Nowadays everyone has an opinion about how others should live their lives, but these people rarely examine their own. In my work as a speaker and coach, I have not yet found someone who has all his affairs in order. I mean in the best way, as long as our life is a work in progress we may never reach our full potential. This is why we should not judge others because everyone paints their masterpiece as best they can.
During early puberty, I worried about other people’s opinions, which affected my self-esteem and self-confidence. What they thought I should be was not something I could live with, and it hurt me trying to be that person.
In the end, these relationships fizzled out because I wasn’t willing to lower my self-esteem to satisfy them. I lived by my core values, even if it meant making my own mistakes. It was important to find my way, rather than stick to someone’s opinion of me. Unfortunately, not many people know how you should live your life. They may claim that they know what’s best for you, but mostly it’s an impression of what’s good for you.
Related: 5 ways to improve your relationship with yourself
We must go our own way because that is how we learn and grow as individuals. And yes, it is hard to see a loved one make unnecessary mistakes, but they may be necessary to their personal development.
Our mission is not to remove the difficulties they face but to empower them with support and encouragement to overcome them. This can be difficult, especially if the individual is an alcoholic or trying drugs and we may not want to see them suffer in this way. I don’t pretend to have the answers, but I know that emotional support is the best way to help people overcome their difficulties.

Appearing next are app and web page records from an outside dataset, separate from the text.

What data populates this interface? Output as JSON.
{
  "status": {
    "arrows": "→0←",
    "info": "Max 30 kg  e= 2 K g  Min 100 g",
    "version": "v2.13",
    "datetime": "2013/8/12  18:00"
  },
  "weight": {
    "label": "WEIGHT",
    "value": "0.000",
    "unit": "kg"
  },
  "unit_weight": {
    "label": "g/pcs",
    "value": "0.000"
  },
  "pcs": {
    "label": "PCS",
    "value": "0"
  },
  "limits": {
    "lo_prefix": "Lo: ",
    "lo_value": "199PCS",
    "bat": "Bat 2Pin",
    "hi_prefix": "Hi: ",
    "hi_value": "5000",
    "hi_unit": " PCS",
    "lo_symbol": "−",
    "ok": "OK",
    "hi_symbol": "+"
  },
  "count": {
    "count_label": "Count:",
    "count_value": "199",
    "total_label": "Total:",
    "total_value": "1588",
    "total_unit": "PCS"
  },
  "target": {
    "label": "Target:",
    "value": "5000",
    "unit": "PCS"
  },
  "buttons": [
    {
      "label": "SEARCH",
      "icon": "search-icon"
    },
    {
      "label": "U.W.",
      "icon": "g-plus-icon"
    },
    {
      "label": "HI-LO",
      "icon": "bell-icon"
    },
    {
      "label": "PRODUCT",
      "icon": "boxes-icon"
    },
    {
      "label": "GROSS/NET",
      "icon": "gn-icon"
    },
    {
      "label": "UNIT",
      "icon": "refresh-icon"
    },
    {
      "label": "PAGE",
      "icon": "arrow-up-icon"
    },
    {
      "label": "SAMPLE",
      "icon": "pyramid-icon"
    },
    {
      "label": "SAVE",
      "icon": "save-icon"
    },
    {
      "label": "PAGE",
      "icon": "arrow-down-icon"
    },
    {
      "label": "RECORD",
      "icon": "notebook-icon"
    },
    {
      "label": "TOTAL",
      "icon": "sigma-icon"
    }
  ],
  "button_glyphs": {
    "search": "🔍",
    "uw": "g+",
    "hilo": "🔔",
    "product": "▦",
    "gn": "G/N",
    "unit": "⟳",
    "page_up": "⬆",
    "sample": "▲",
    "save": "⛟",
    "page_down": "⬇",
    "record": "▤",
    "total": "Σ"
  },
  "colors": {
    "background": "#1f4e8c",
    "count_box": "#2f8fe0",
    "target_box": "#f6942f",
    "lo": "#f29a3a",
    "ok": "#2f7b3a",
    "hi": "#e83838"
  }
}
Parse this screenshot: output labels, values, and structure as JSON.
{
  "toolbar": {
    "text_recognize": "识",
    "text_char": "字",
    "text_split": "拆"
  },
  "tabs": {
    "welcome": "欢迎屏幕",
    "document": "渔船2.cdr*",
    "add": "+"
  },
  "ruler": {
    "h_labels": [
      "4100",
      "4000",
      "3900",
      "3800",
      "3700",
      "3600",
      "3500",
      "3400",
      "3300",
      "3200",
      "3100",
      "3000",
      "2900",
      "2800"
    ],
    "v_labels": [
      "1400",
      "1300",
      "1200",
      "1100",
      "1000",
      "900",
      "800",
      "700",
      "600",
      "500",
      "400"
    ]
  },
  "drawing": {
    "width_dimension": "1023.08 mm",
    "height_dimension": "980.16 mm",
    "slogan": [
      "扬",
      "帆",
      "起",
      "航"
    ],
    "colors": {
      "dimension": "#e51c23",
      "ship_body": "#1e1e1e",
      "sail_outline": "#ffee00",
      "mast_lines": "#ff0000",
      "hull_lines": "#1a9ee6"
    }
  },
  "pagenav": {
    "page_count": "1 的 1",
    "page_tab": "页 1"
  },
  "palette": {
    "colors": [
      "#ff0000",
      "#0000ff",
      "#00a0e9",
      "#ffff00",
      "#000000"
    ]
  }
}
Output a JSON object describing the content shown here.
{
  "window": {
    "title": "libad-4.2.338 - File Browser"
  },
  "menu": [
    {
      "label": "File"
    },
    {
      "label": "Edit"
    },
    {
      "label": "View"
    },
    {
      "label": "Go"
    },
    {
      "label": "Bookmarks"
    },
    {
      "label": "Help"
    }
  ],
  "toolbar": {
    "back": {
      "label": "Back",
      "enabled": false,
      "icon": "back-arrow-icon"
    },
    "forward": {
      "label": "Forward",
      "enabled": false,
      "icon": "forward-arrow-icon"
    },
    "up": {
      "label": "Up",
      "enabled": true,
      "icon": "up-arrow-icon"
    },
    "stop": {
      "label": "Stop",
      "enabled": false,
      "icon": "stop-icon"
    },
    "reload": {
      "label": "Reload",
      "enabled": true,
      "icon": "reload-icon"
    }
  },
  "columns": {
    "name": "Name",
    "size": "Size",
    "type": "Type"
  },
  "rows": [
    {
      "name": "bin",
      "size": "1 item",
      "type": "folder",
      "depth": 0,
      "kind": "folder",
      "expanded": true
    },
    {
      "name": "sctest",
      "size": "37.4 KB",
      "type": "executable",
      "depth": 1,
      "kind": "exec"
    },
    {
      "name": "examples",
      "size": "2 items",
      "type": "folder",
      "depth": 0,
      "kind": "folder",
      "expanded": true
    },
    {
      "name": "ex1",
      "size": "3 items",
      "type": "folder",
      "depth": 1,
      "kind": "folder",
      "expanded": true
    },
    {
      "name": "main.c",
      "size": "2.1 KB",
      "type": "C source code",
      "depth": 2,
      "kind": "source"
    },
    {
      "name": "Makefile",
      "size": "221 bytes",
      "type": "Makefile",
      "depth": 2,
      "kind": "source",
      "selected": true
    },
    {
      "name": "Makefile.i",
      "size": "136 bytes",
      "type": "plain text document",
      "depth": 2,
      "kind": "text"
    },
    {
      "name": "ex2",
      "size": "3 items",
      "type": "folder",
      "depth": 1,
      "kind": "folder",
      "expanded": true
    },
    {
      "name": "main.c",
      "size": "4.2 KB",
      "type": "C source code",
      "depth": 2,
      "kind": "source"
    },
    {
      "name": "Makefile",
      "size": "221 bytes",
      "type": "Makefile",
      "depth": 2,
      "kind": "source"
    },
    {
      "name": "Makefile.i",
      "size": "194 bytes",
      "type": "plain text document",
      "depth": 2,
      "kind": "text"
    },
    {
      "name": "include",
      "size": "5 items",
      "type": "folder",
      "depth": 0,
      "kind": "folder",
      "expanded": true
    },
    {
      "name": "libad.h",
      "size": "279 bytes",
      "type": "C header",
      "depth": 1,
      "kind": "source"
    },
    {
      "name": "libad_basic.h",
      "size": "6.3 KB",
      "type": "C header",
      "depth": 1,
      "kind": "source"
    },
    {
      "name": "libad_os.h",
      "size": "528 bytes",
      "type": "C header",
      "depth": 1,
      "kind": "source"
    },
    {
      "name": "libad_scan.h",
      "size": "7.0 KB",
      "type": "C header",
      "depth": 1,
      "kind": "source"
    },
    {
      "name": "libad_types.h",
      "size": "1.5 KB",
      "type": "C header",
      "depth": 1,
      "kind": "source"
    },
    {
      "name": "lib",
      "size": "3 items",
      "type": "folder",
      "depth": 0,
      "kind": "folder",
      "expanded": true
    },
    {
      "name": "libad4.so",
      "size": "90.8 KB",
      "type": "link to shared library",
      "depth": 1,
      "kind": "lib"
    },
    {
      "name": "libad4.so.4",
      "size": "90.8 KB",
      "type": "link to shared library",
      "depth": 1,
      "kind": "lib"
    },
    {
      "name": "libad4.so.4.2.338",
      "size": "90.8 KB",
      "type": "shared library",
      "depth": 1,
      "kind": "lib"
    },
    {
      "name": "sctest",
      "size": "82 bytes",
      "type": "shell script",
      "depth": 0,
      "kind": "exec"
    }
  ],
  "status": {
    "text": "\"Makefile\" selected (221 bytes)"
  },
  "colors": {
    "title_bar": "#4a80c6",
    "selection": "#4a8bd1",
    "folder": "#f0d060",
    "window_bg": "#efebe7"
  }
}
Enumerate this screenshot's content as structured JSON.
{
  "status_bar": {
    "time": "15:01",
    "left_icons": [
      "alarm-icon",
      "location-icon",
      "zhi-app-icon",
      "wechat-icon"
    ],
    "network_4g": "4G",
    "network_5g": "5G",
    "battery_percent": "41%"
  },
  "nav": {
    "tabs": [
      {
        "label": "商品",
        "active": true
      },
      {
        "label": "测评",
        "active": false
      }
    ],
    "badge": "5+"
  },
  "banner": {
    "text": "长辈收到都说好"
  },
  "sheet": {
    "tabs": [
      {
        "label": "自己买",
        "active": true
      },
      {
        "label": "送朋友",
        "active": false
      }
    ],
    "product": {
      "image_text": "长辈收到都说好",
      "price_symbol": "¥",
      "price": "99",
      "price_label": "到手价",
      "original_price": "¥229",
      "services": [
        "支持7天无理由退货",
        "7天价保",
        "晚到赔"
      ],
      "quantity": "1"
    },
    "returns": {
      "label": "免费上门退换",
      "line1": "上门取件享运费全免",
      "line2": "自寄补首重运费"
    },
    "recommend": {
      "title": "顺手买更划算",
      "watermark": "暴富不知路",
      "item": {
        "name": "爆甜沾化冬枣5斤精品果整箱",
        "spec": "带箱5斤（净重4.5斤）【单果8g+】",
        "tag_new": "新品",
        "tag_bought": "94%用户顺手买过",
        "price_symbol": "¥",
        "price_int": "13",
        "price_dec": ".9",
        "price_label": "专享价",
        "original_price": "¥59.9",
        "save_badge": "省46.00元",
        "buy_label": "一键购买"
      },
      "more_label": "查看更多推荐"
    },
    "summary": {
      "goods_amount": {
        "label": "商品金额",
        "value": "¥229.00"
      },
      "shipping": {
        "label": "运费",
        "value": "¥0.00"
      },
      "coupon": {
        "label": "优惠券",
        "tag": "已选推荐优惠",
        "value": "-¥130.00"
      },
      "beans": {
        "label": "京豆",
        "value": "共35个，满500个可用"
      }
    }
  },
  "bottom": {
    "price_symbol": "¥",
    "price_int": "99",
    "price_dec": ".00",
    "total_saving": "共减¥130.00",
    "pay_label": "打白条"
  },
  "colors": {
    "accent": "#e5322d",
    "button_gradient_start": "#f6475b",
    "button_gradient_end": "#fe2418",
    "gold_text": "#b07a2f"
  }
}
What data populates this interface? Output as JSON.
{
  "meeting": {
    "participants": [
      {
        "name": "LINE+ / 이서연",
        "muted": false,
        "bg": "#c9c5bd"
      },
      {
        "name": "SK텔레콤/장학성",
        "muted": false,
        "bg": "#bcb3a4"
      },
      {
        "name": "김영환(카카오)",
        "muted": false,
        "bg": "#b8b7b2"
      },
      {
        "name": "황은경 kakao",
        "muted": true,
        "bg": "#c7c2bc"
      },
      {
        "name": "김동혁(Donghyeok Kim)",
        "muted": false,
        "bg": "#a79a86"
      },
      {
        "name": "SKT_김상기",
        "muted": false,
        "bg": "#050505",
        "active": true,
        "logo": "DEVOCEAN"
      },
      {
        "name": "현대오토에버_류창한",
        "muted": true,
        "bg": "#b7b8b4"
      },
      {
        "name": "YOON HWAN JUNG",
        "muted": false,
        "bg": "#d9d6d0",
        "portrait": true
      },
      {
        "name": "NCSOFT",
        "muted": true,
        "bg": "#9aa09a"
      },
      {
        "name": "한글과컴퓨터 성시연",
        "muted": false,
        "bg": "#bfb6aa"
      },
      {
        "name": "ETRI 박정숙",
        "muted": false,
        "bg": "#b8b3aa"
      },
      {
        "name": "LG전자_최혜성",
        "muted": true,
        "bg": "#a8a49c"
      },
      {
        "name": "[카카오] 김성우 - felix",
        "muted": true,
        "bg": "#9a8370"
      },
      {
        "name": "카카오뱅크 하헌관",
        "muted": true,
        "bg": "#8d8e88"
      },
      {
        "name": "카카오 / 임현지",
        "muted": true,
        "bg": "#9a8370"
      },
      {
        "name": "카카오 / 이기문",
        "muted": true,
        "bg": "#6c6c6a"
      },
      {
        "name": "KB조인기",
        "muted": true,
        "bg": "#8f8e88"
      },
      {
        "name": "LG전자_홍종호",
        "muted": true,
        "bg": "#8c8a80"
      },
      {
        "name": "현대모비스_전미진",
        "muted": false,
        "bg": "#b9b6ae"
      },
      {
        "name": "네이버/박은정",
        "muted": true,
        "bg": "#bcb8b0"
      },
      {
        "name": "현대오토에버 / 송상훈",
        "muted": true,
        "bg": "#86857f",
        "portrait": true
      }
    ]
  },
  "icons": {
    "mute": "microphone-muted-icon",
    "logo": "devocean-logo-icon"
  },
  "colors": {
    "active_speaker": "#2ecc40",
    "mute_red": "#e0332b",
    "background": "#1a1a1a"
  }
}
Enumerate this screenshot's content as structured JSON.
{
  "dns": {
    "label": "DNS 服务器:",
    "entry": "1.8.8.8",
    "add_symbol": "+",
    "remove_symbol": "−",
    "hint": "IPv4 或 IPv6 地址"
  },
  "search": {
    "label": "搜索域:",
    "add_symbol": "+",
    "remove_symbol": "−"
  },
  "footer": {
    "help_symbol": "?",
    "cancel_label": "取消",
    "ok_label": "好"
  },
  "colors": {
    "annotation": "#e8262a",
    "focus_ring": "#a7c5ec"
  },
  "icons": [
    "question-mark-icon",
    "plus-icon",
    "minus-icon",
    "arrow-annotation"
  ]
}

How do you feel about this so far? I’m sure you have a lot of questions and opinions about what you’ve read so far. I encourage you to jot down your thoughts and sit with them for a few days, to see which surface.